Testing wastewater could prove to be an accurate and inexpensive way to determine drug consumption patterns and changes.
Wastewater tests work similar to urine tests, detecting which drugs are being used in a city or region after users’ bodies metabolize the drug and excrete it.
In Australia and Europe, these tests are already in use, and some are so sensitive they can show drug use changes in real-time.
In the United States, public health agencies and utilities routinely test wastewater for pathogens, pharmaceuticals, and pollutants. Still, only a handful of cities in Oregon and Washington have tested for drug use.
There are no standardized testing methods in the United States, but consulting firm Mathematica estimates it would cost as low as $100 per sample.
Annually, the federal government spends approximately $50 million on household surveys that estimate the prevalence of drug use. These surveys reveal methods of drug use and how frequently people take drugs.
Wastewater testing cannot replace surveys because it cannot determine individuals, households, or neighborhoods. Additionally, toxicology tests are more accurate but are expensive and time-consuming.

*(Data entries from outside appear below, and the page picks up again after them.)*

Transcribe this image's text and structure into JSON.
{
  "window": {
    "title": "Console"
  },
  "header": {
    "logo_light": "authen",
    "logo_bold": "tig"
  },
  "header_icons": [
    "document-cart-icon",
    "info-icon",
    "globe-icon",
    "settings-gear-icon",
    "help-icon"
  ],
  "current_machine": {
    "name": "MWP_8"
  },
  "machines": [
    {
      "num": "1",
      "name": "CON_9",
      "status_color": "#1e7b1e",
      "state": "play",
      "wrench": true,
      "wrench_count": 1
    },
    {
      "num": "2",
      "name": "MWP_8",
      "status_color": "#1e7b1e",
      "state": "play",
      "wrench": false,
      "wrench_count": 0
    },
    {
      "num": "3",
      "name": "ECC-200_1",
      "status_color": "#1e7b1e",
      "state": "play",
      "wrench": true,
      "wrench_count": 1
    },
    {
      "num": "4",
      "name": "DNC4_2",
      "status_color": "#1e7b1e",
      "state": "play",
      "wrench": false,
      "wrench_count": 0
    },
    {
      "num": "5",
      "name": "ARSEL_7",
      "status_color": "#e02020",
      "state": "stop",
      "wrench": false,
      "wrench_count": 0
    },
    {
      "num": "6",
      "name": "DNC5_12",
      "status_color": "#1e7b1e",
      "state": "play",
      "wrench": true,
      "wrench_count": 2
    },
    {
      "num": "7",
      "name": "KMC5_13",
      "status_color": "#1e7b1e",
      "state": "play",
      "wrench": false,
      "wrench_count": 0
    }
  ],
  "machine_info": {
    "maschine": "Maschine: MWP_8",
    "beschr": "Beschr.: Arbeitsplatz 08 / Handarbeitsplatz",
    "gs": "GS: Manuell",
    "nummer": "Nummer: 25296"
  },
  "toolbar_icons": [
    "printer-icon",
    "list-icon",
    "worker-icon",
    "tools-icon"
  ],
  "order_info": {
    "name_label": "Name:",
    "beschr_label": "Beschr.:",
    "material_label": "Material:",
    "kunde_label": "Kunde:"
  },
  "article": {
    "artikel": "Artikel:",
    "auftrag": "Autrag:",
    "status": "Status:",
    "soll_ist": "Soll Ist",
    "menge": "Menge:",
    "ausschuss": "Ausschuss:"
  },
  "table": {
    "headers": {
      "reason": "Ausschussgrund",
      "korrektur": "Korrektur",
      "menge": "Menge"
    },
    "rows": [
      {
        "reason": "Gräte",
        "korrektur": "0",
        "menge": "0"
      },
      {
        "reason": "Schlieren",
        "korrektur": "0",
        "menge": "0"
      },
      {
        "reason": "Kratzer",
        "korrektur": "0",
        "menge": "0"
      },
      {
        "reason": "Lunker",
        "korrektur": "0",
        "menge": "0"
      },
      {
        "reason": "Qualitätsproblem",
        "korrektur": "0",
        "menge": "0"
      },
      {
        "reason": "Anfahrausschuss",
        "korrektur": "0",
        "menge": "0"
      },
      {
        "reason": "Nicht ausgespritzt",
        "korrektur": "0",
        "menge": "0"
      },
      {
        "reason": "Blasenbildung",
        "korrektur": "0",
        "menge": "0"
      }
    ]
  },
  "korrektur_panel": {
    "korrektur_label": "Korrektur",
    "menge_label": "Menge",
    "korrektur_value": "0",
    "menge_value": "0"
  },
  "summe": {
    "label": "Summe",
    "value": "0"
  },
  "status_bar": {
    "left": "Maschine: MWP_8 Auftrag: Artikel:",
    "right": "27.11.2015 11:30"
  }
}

Public health officials, law enforcement, and others do not have precise data on drug seizures and overdose deaths because the most recent results are from 2018.